## Extracted information:
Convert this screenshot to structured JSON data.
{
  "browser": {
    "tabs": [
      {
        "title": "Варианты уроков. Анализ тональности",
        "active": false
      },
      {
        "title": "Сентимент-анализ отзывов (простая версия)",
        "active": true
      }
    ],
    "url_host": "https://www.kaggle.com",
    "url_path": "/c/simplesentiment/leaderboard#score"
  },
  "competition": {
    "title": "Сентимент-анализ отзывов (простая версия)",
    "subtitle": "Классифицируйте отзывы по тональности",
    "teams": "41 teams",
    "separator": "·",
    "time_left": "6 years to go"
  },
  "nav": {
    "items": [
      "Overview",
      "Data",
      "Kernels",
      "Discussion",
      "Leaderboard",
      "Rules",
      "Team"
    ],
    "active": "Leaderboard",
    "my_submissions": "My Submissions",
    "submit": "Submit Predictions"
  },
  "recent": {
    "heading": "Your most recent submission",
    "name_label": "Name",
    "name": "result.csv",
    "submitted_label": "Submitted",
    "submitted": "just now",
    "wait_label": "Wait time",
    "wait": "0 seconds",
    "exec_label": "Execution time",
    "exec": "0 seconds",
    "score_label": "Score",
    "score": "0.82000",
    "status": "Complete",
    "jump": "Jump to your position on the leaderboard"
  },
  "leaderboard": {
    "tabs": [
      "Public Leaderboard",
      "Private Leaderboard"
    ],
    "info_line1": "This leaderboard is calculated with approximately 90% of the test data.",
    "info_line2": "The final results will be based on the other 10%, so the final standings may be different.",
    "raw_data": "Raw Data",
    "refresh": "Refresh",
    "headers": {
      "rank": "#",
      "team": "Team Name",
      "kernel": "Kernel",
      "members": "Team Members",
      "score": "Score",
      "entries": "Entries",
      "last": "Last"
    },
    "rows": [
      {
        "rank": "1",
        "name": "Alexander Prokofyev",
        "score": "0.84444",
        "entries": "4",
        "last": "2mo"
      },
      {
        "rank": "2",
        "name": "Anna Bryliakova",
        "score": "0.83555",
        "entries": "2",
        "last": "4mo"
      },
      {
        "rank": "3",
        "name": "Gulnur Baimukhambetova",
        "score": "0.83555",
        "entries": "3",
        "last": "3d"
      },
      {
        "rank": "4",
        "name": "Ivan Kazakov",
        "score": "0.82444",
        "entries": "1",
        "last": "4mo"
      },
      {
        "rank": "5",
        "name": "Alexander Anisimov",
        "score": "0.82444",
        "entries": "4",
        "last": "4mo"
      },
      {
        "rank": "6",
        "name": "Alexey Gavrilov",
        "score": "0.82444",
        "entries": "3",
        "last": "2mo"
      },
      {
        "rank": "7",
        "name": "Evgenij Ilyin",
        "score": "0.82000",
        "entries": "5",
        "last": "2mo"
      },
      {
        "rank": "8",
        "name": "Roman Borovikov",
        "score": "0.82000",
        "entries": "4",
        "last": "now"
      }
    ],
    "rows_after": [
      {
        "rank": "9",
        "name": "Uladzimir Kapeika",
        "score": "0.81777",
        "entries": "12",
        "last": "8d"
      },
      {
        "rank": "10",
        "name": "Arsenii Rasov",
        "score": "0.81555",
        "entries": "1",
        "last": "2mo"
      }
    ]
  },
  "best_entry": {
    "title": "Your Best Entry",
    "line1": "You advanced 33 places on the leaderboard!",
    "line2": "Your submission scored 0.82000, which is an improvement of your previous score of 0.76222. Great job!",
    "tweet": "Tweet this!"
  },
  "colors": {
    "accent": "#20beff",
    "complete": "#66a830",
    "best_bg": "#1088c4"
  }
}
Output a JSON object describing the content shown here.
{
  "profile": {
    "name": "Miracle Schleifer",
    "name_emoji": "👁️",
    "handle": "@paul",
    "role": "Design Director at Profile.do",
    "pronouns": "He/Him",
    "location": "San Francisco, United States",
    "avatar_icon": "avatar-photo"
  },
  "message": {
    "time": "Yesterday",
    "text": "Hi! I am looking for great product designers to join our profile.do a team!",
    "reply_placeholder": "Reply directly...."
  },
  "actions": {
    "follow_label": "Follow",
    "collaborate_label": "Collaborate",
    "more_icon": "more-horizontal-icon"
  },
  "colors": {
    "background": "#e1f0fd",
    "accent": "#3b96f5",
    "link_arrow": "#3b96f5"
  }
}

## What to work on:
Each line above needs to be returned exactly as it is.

## Result below:
Convert this screenshot to structured JSON data.
{
  "browser": {
    "tabs": [
      {
        "title": "Варианты уроков. Анализ тональности",
        "active": false
      },
      {
        "title": "Сентимент-анализ отзывов (простая версия)",
        "active": true
      }
    ],
    "url_host": "https://www.kaggle.com",
    "url_path": "/c/simplesentiment/leaderboard#score"
  },
  "competition": {
    "title": "Сентимент-анализ отзывов (простая версия)",
    "subtitle": "Классифицируйте отзывы по тональности",
    "teams": "41 teams",
    "separator": "·",
    "time_left": "6 years to go"
  },
  "nav": {
    "items": [
      "Overview",
      "Data",
      "Kernels",
      "Discussion",
      "Leaderboard",
      "Rules",
      "Team"
    ],
    "active": "Leaderboard",
    "my_submissions": "My Submissions",
    "submit": "Submit Predictions"
  },
  "recent": {
    "heading": "Your most recent submission",
    "name_label": "Name",
    "name": "result.csv",
    "submitted_label": "Submitted",
    "submitted": "just now",
    "wait_label": "Wait time",
    "wait": "0 seconds",
    "exec_label": "Execution time",
    "exec": "0 seconds",
    "score_label": "Score",
    "score": "0.82000",
    "status": "Complete",
    "jump": "Jump to your position on the leaderboard"
  },
  "leaderboard": {
    "tabs": [
      "Public Leaderboard",
      "Private Leaderboard"
    ],
    "info_line1": "This leaderboard is calculated with approximately 90% of the test data.",
    "info_line2": "The final results will be based on the other 10%, so the final standings may be different.",
    "raw_data": "Raw Data",
    "refresh": "Refresh",
    "headers": {
      "rank": "#",
      "team": "Team Name",
      "kernel": "Kernel",
      "members": "Team Members",
      "score": "Score",
      "entries": "Entries",
      "last": "Last"
    },
    "rows": [
      {
        "rank": "1",
        "name": "Alexander Prokofyev",
        "score": "0.84444",
        "entries": "4",
        "last": "2mo"
      },
      {
        "rank": "2",
        "name": "Anna Bryliakova",
        "score": "0.83555",
        "entries": "2",
        "last": "4mo"
      },
      {
        "rank": "3",
        "name": "Gulnur Baimukhambetova",
        "score": "0.83555",
        "entries": "3",
        "last": "3d"
      },
      {
        "rank": "4",
        "name": "Ivan Kazakov",
        "score": "0.82444",
        "entries": "1",
        "last": "4mo"
      },
      {
        "rank": "5",
        "name": "Alexander Anisimov",
        "score": "0.82444",
        "entries": "4",
        "last": "4mo"
      },
      {
        "rank": "6",
        "name": "Alexey Gavrilov",
        "score": "0.82444",
        "entries": "3",
        "last": "2mo"
      },
      {
        "rank": "7",
        "name": "Evgenij Ilyin",
        "score": "0.82000",
        "entries": "5",
        "last": "2mo"
      },
      {
        "rank": "8",
        "name": "Roman Borovikov",
        "score": "0.82000",
        "entries": "4",
        "last": "now"
      }
    ],
    "rows_after": [
      {
        "rank": "9",
        "name": "Uladzimir Kapeika",
        "score": "0.81777",
        "entries": "12",
        "last": "8d"
      },
      {
        "rank": "10",
        "name": "Arsenii Rasov",
        "score": "0.81555",
        "entries": "1",
        "last": "2mo"
      }
    ]
  },
  "best_entry": {
    "title": "Your Best Entry",
    "line1": "You advanced 33 places on the leaderboard!",
    "line2": "Your submission scored 0.82000, which is an improvement of your previous score of 0.76222. Great job!",
    "tweet": "Tweet this!"
  },
  "colors": {
    "accent": "#20beff",
    "complete": "#66a830",
    "best_bg": "#1088c4"
  }
}
Output a JSON object describing the content shown here.
{
  "profile": {
    "name": "Miracle Schleifer",
    "name_emoji": "👁️",
    "handle": "@paul",
    "role": "Design Director at Profile.do",
    "pronouns": "He/Him",
    "location": "San Francisco, United States",
    "avatar_icon": "avatar-photo"
  },
  "message": {
    "time": "Yesterday",
    "text": "Hi! I am looking for great product designers to join our profile.do a team!",
    "reply_placeholder": "Reply directly...."
  },
  "actions": {
    "follow_label": "Follow",
    "collaborate_label": "Collaborate",
    "more_icon": "more-horizontal-icon"
  },
  "colors": {
    "background": "#e1f0fd",
    "accent": "#3b96f5",
    "link_arrow": "#3b96f5"
  }
}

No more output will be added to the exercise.